## SUPPLIED DATA

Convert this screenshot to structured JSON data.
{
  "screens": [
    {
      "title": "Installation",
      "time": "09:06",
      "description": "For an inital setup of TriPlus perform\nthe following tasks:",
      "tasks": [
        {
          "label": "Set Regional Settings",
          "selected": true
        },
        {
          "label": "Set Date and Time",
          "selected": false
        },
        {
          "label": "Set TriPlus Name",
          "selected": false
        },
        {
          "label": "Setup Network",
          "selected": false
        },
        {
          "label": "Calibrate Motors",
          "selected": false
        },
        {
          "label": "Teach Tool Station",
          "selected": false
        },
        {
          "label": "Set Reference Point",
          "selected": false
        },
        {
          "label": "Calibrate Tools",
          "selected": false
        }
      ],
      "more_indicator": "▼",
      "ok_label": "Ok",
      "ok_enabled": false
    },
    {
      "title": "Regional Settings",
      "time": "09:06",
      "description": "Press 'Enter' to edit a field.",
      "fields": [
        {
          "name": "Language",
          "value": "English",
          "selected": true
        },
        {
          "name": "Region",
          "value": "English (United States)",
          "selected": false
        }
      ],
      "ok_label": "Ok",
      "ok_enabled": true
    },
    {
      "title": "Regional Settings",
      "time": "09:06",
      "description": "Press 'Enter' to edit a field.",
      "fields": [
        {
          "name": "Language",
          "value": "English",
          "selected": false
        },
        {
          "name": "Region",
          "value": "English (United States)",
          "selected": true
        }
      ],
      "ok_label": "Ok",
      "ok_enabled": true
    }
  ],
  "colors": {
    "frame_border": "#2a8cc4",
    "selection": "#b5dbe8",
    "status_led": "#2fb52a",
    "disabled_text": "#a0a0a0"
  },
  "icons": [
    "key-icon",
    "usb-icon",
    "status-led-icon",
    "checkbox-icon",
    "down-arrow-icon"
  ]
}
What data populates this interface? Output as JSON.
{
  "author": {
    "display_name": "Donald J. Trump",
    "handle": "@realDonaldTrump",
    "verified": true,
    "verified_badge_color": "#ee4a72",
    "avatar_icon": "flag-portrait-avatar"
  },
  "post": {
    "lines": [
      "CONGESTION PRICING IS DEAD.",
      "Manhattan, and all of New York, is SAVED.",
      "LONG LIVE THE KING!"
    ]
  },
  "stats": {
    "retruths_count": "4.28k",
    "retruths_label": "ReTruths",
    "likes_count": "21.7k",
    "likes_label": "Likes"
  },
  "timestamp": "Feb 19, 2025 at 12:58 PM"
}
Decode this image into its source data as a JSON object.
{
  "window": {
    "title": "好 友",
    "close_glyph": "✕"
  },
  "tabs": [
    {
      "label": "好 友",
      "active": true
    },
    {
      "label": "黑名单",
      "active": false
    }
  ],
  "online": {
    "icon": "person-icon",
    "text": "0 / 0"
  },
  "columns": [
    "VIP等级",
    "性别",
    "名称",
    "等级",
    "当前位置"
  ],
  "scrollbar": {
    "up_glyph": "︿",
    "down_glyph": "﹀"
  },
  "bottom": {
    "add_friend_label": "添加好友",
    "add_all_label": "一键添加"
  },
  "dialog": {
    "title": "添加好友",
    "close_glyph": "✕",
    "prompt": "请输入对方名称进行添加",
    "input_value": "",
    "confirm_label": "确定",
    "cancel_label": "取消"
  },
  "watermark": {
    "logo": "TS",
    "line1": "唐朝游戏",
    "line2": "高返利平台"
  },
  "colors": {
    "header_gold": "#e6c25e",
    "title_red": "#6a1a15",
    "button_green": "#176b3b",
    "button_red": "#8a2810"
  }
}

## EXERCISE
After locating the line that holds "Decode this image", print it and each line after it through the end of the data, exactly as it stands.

## EXPECTED ANSWER
Decode this image into its source data as a JSON object.
{
  "window": {
    "title": "好 友",
    "close_glyph": "✕"
  },
  "tabs": [
    {
      "label": "好 友",
      "active": true
    },
    {
      "label": "黑名单",
      "active": false
    }
  ],
  "online": {
    "icon": "person-icon",
    "text": "0 / 0"
  },
  "columns": [
    "VIP等级",
    "性别",
    "名称",
    "等级",
    "当前位置"
  ],
  "scrollbar": {
    "up_glyph": "︿",
    "down_glyph": "﹀"
  },
  "bottom": {
    "add_friend_label": "添加好友",
    "add_all_label": "一键添加"
  },
  "dialog": {
    "title": "添加好友",
    "close_glyph": "✕",
    "prompt": "请输入对方名称进行添加",
    "input_value": "",
    "confirm_label": "确定",
    "cancel_label": "取消"
  },
  "watermark": {
    "logo": "TS",
    "line1": "唐朝游戏",
    "line2": "高返利平台"
  },
  "colors": {
    "header_gold": "#e6c25e",
    "title_red": "#6a1a15",
    "button_green": "#176b3b",
    "button_red": "#8a2810"
  }
}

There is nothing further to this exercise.